### YOUR ASSIGNMENT
From the records below, take each line where the string "initials" shows up and copy it.

*** LISTED RECORDS ***

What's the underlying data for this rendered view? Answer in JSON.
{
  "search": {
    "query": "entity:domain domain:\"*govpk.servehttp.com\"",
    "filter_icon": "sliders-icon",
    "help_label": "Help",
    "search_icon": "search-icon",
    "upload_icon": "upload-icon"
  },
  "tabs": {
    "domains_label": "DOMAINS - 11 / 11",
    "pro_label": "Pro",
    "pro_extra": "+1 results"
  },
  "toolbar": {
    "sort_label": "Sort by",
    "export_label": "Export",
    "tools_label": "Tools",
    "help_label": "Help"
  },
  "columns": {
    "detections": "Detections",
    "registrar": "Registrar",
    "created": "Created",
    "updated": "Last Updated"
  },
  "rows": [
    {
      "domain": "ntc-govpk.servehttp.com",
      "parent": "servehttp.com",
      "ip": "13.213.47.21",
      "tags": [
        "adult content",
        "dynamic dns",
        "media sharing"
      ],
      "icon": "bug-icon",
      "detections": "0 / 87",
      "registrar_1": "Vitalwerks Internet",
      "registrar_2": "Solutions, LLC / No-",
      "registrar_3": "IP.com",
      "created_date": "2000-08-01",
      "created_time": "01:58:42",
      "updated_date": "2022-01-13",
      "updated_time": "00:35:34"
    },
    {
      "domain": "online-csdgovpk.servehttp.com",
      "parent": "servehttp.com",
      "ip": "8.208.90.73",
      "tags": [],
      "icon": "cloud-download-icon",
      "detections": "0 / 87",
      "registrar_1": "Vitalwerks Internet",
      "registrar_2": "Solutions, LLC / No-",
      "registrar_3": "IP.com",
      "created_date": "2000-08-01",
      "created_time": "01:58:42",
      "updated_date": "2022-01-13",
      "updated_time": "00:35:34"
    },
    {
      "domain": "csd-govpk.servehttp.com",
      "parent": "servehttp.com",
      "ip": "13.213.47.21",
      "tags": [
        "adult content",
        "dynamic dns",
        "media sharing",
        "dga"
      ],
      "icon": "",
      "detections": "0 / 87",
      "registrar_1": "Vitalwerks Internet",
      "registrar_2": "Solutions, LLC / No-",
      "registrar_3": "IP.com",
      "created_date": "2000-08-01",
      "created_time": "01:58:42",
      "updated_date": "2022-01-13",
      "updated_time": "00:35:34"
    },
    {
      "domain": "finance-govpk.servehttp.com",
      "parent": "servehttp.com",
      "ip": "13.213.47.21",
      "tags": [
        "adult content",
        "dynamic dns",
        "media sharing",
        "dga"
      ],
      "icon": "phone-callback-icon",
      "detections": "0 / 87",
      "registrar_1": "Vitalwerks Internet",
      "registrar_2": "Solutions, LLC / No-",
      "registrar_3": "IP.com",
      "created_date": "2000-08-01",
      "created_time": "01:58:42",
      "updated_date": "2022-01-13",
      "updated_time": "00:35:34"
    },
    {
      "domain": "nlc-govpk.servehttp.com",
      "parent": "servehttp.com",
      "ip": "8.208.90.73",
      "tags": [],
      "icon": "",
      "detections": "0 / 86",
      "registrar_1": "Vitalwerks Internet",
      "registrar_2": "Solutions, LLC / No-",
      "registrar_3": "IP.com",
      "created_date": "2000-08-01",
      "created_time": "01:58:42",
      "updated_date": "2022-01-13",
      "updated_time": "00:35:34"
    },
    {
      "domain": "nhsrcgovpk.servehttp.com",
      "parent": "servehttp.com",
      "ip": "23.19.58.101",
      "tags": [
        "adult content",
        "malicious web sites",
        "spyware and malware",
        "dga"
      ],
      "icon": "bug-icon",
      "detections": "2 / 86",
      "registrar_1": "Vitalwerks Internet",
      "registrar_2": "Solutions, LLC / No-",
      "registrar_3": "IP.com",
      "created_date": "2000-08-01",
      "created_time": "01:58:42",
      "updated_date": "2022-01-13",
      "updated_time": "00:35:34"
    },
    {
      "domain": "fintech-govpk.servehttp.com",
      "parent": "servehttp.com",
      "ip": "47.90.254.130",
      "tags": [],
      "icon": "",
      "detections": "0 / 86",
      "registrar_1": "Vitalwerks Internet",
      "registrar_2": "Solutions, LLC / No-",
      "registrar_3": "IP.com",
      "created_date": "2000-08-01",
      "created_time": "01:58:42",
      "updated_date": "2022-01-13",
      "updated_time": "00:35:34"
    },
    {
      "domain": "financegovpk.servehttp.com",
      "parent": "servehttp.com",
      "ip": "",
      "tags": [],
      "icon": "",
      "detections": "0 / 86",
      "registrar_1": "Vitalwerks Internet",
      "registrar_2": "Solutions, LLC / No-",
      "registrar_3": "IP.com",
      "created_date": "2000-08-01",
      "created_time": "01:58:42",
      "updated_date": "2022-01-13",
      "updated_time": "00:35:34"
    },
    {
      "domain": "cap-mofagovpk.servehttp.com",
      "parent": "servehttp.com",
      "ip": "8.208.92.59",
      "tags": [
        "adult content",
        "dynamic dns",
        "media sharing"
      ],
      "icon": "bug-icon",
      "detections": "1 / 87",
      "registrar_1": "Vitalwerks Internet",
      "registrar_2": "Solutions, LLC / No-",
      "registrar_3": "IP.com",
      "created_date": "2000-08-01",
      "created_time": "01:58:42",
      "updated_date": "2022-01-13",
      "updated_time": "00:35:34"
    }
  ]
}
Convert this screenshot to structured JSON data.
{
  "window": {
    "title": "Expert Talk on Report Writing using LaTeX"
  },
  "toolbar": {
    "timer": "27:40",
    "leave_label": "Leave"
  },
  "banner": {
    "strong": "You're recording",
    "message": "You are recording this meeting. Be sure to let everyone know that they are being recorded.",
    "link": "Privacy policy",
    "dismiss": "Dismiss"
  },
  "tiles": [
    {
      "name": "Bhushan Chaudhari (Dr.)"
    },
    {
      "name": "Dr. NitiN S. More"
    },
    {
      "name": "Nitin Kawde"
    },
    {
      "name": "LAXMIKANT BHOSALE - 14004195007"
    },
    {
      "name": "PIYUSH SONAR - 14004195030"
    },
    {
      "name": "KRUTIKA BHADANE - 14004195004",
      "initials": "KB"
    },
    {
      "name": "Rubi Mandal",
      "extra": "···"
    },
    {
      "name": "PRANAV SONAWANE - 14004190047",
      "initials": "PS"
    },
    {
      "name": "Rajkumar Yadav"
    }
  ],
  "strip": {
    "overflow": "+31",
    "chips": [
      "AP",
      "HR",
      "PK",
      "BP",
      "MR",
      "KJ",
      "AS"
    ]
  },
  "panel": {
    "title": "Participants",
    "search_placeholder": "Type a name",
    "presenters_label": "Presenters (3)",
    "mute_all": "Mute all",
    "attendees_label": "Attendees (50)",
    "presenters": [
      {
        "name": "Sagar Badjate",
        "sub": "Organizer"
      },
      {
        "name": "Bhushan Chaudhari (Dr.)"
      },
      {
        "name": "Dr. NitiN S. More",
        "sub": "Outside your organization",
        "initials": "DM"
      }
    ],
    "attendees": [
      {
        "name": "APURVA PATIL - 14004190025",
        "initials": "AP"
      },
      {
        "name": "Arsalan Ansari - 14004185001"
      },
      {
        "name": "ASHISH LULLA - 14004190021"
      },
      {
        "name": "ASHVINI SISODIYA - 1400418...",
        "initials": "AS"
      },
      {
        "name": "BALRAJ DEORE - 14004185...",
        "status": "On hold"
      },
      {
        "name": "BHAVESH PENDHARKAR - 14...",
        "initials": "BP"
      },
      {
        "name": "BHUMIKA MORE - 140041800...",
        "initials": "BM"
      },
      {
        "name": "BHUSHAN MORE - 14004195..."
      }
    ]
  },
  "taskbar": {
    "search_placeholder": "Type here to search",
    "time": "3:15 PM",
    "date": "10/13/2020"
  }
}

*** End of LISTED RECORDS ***

### WORKED SOLUTION
      "initials": "KB"
      "initials": "PS"
        "initials": "DM"
        "initials": "AP"
        "initials": "AS"
        "initials": "BP"
        "initials": "BM"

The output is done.